Yet, something is different.
Observation 1: Last night’s frost coaxed the dogwood leaves to begin the fall transformation from green to pink to burgundy.
Observation 2: The ever-gnawing banana slugs have altered the fronds of the Not-Jacob’s Ladder from solid green to lacey off-yellow. Not unusual. These snails-without-shells perform this magic trick whenever my back is turned.
Observation 3: Last night’s moon-filled sky now oozes rain.
What has changed? Move close to the edge of the porch.  Peer into the early dawn.

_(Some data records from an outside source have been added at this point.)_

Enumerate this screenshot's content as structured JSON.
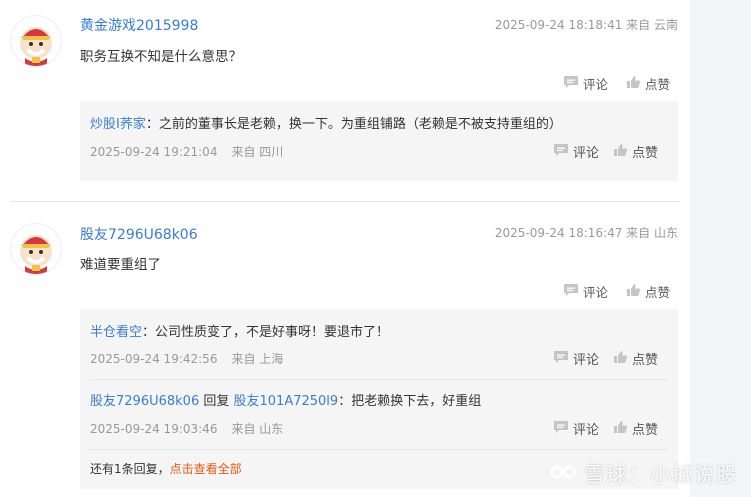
{
  "comments": [
    {
      "author": "黄金游戏2015998",
      "time": "2025-09-24 18:18:41",
      "location": "来自 云南",
      "text": "职务互换不知是什么意思？",
      "comment_label": "评论",
      "like_label": "点赞",
      "replies": [
        {
          "user": "炒股I荞家",
          "text": "：之前的董事长是老赖，换一下。为重组铺路（老赖是不被支持重组的）",
          "time": "2025-09-24 19:21:04",
          "location": "来自 四川",
          "comment_label": "评论",
          "like_label": "点赞"
        }
      ]
    },
    {
      "author": "股友7296U68k06",
      "time": "2025-09-24 18:16:47",
      "location": "来自 山东",
      "text": "难道要重组了",
      "comment_label": "评论",
      "like_label": "点赞",
      "replies": [
        {
          "user": "半仓看空",
          "text": "：公司性质变了，不是好事呀！要退市了！",
          "time": "2025-09-24 19:42:56",
          "location": "来自 上海",
          "comment_label": "评论",
          "like_label": "点赞"
        },
        {
          "user": "股友7296U68k06",
          "reply_word": "回复",
          "target": "股友101A7250l9",
          "text": "：把老赖换下去，好重组",
          "time": "2025-09-24 19:03:46",
          "location": "来自 山东",
          "comment_label": "评论",
          "like_label": "点赞"
        }
      ],
      "more_text": "还有1条回复，",
      "more_link": "点击查看全部"
    }
  ],
  "watermark": "雪球：小城说股",
  "colors": {
    "link": "#3a7bd5",
    "accent": "#e85a12",
    "reply_bg": "#f5f5f5"
  },
  "icons": {
    "comment": "comment-bubble-icon",
    "like": "thumbs-up-icon",
    "watermark": "xueqiu-logo-icon"
  }
}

And there it is. An impromptu meeting of weavers.  Tens upon hundreds of miniature nets, silver in the sunrise, shimmer and shine between the branches of the dogwood, among the viburnum leaves, in the arch of the doorway and between the pillars of the porch.  While part of the world slept, industrious weavers took a single silken thread and created their own singular masterpiece.  Some are tight, filling the space between branches no further apart than fingers on a hand.  Others use an enormous amount of space – taking advantage of air and opportunity.
One lovely weaver began her net on the eave twelve feet above the porch.  From there she threw her body into empty space, landing where she meant to  – on the planter beside the door.  Now her spoke lines are filled with silver spirals of silk, off-center in some places, perfectly interlaced in others.
Each weaver cast her lot, hoping to catch white flies and black, bees, moths and crickets.  At the end of the day she will eat her own work, a house cleaning of sorts, then begin again tomorrow.
Good luck to you all, Weavers of Beauty